Your task. Give back nothing but the number of lines in these entries that contain the word "active".
Data supplied Start Marker
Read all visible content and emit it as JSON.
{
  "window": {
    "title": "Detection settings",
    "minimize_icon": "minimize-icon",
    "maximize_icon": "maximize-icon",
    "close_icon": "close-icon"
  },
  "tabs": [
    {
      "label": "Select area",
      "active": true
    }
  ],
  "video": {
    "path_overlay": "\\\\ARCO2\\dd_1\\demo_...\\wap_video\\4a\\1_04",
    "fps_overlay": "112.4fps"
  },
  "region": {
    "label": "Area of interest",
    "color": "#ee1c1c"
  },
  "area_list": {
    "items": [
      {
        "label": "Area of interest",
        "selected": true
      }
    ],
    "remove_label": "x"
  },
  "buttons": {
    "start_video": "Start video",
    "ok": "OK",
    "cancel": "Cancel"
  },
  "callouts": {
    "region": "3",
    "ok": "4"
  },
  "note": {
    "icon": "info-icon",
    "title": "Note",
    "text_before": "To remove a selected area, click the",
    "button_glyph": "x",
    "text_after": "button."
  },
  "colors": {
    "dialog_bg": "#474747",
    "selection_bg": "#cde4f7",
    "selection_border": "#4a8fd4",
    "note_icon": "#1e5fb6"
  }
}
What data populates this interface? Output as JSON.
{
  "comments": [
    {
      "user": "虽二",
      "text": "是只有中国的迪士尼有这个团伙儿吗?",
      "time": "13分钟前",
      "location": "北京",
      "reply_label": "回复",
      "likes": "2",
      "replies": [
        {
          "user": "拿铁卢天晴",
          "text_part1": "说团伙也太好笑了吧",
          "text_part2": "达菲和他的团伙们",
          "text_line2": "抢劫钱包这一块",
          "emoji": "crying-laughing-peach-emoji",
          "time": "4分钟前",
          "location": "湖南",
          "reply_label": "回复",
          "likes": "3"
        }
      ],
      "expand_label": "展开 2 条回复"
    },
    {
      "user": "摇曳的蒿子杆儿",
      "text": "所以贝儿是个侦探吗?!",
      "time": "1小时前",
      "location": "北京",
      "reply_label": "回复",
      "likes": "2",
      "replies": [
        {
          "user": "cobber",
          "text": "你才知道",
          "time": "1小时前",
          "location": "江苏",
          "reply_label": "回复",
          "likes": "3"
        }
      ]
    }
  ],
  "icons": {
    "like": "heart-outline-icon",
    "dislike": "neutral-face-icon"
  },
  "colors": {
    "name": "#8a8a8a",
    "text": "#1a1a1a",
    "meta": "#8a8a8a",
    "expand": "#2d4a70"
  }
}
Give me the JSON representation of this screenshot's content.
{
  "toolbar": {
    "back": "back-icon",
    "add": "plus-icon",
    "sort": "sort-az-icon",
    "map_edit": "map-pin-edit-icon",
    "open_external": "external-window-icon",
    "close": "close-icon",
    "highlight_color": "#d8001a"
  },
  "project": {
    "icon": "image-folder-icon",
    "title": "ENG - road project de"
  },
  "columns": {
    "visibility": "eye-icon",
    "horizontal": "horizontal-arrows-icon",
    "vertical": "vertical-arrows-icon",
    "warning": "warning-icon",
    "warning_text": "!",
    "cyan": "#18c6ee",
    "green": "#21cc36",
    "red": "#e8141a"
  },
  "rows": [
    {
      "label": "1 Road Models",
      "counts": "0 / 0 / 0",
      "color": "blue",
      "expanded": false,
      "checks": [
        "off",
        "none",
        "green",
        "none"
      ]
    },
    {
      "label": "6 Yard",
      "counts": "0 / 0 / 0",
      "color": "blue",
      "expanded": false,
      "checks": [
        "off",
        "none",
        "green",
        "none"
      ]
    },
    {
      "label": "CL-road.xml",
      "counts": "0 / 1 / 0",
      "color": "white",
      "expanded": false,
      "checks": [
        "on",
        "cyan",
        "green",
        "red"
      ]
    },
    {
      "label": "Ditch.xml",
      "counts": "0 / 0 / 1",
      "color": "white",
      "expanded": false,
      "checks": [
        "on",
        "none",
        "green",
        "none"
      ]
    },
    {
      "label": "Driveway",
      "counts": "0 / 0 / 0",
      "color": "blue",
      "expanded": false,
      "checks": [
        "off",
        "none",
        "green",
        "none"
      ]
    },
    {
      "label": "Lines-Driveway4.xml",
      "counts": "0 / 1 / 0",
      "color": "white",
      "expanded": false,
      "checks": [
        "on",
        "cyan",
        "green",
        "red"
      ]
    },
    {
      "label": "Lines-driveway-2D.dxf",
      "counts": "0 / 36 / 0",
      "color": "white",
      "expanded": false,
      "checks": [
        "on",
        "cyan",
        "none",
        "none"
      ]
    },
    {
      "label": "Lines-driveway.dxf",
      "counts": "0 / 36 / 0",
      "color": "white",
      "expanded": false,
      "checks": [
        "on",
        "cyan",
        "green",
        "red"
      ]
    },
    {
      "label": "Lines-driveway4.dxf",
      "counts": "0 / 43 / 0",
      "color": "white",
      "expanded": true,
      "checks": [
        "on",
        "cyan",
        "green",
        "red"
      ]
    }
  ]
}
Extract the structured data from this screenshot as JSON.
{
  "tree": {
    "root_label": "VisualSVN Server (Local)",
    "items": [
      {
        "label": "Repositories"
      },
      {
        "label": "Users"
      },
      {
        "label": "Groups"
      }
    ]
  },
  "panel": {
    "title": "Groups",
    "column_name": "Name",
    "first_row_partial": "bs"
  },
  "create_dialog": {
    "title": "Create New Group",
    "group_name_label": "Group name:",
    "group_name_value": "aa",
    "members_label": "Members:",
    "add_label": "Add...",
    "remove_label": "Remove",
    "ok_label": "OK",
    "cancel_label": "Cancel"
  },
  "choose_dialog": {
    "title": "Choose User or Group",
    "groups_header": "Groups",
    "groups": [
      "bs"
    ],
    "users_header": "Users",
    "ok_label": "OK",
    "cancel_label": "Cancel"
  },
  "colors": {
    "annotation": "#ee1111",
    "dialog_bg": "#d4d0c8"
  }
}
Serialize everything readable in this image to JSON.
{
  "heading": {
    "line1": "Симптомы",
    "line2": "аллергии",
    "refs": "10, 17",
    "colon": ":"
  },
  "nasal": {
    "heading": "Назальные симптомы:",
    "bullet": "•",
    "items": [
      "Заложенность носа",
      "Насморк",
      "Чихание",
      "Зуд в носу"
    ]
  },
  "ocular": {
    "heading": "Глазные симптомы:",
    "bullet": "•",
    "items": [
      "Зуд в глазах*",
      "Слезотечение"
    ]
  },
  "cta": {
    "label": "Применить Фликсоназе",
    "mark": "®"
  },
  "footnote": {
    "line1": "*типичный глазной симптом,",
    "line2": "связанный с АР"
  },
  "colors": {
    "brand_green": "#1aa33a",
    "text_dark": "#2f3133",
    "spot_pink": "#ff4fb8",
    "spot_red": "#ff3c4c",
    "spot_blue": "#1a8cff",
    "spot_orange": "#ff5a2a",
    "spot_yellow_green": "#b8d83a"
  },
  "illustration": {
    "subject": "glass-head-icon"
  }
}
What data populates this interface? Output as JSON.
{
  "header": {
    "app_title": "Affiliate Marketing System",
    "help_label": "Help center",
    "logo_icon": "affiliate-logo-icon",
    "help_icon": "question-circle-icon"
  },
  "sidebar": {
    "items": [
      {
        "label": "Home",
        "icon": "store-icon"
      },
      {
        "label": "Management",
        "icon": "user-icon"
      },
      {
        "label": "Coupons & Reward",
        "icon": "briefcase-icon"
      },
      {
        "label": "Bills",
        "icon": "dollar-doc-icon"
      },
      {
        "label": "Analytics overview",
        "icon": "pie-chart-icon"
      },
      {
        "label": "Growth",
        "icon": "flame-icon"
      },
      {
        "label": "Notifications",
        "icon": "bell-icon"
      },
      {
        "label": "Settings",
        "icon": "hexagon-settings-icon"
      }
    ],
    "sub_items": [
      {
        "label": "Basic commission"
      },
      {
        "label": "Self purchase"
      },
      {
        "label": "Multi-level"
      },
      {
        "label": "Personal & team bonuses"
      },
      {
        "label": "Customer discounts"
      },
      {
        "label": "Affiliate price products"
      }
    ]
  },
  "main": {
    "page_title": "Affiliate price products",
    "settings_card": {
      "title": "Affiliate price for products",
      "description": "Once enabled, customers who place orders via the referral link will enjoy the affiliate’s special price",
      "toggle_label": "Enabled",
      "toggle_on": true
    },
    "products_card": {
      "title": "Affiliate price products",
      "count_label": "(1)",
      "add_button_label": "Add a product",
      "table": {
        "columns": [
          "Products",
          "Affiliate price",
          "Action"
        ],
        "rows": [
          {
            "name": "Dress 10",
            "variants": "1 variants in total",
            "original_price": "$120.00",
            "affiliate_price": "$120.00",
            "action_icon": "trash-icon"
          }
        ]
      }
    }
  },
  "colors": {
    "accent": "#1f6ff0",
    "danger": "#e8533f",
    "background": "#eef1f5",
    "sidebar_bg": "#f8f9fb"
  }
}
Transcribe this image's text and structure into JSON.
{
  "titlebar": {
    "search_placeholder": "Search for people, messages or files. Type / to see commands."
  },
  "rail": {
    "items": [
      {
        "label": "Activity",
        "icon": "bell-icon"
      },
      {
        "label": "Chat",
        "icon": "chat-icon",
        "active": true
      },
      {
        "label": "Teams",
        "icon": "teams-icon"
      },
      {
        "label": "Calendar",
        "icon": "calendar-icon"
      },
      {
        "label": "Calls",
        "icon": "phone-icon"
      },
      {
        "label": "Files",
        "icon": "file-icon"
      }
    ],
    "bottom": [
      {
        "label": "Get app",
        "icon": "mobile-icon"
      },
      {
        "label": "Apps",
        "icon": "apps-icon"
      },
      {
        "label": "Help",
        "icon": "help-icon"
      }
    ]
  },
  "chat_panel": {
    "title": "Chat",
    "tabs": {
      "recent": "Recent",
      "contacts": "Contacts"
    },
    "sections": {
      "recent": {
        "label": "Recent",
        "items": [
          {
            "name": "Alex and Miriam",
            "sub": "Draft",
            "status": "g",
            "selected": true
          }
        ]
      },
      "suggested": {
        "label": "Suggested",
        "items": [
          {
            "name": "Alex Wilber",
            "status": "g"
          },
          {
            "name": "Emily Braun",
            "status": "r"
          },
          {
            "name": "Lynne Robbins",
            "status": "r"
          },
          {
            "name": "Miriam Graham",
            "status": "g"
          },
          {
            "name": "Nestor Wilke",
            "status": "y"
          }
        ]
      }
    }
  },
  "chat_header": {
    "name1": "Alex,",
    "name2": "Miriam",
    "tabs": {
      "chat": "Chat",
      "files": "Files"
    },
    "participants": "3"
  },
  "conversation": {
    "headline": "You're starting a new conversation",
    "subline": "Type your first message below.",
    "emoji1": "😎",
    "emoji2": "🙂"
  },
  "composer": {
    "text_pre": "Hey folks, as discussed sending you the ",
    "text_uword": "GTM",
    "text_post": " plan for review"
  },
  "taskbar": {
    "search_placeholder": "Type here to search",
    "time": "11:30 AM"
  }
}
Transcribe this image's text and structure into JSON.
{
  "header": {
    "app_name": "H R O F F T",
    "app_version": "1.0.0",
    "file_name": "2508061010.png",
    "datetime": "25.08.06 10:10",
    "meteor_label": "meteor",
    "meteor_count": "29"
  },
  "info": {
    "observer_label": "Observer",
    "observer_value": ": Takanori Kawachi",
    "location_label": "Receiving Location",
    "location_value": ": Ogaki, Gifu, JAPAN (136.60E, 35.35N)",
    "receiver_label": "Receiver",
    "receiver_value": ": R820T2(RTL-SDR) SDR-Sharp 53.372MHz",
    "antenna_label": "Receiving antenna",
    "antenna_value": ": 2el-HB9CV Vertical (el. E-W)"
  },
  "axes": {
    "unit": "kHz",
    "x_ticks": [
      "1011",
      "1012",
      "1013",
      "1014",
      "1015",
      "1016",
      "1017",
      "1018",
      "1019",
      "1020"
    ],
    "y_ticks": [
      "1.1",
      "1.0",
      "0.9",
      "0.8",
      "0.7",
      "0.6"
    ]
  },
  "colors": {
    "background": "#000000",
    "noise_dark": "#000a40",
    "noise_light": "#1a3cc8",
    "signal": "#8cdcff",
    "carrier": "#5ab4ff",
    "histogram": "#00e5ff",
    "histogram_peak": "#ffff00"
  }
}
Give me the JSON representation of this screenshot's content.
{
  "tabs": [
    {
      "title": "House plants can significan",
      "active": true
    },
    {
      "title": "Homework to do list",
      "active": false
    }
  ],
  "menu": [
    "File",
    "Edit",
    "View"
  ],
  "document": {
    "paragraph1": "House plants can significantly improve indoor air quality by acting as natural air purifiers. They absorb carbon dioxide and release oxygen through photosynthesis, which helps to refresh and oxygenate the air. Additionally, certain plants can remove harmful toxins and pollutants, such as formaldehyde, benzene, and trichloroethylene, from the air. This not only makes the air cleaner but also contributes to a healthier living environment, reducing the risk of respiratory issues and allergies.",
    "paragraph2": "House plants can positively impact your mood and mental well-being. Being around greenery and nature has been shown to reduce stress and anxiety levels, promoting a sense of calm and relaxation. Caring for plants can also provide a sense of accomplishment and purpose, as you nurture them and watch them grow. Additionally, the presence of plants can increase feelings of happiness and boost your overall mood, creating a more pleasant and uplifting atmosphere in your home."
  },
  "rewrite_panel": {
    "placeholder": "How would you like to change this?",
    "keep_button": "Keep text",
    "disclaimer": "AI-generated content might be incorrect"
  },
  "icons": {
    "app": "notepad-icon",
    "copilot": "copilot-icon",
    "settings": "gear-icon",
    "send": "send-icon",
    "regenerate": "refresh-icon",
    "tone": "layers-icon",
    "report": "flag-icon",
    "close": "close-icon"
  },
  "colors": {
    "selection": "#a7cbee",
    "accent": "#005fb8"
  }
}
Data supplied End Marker
Task output. 4